AIM OF THE TASK: Would you count the lines of the listing that carry the word "style"? Give only the resulting number.

MATERIALS PROVIDED:
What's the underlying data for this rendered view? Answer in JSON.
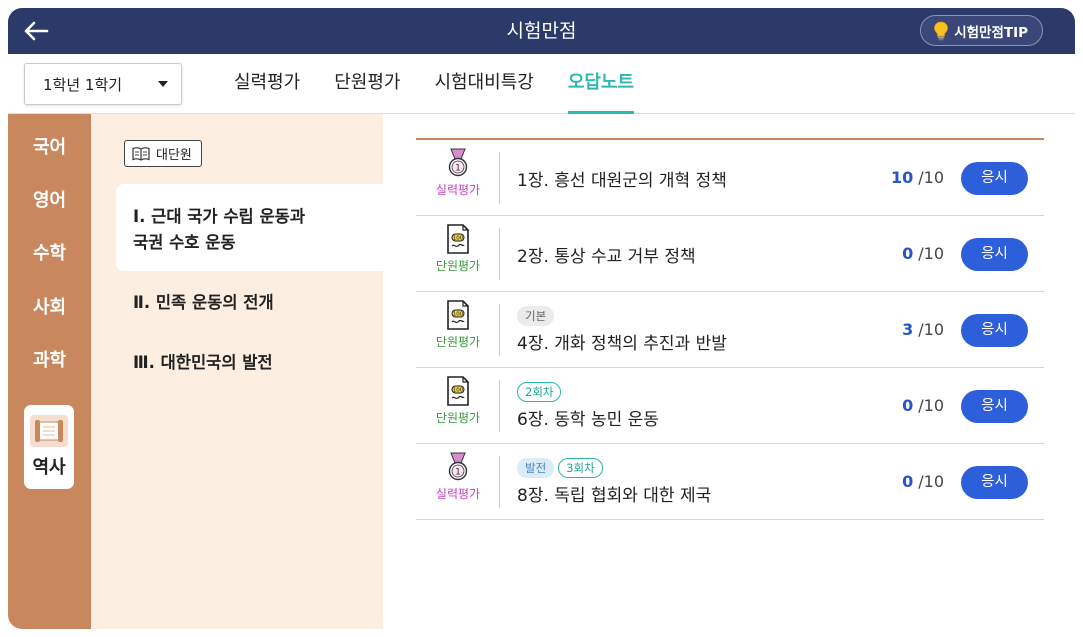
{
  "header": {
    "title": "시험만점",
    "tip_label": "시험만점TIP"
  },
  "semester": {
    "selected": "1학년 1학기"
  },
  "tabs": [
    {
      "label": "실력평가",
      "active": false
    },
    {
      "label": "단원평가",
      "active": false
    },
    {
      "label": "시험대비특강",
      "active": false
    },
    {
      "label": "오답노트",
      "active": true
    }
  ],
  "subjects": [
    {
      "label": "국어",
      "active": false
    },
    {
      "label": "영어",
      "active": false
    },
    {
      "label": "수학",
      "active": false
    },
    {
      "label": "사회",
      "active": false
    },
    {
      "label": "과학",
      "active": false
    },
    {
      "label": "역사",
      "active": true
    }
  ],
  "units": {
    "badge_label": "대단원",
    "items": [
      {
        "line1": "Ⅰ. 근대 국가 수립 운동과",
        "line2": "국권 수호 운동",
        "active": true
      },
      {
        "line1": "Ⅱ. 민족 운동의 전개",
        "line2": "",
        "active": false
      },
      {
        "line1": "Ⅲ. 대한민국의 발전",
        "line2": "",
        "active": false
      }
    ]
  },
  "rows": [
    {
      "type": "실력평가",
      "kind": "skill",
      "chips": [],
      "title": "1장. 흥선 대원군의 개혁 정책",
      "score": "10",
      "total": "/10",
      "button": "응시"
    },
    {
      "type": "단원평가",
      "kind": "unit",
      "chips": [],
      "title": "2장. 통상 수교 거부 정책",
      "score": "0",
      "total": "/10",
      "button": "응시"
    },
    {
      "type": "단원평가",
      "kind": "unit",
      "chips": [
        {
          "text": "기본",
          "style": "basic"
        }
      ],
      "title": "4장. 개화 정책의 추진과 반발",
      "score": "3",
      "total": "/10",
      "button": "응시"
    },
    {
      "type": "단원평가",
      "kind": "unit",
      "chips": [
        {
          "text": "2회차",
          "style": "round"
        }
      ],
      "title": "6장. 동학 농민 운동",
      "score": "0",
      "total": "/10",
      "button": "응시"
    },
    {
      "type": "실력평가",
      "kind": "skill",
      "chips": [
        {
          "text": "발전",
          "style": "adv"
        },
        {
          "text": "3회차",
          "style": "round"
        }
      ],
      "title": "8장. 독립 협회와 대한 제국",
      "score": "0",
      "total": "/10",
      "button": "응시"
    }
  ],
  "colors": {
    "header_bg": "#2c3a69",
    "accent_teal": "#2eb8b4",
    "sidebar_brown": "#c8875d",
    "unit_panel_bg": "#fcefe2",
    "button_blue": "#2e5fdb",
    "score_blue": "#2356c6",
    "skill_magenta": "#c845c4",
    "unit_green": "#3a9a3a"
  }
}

EXPECTED ANSWER: 4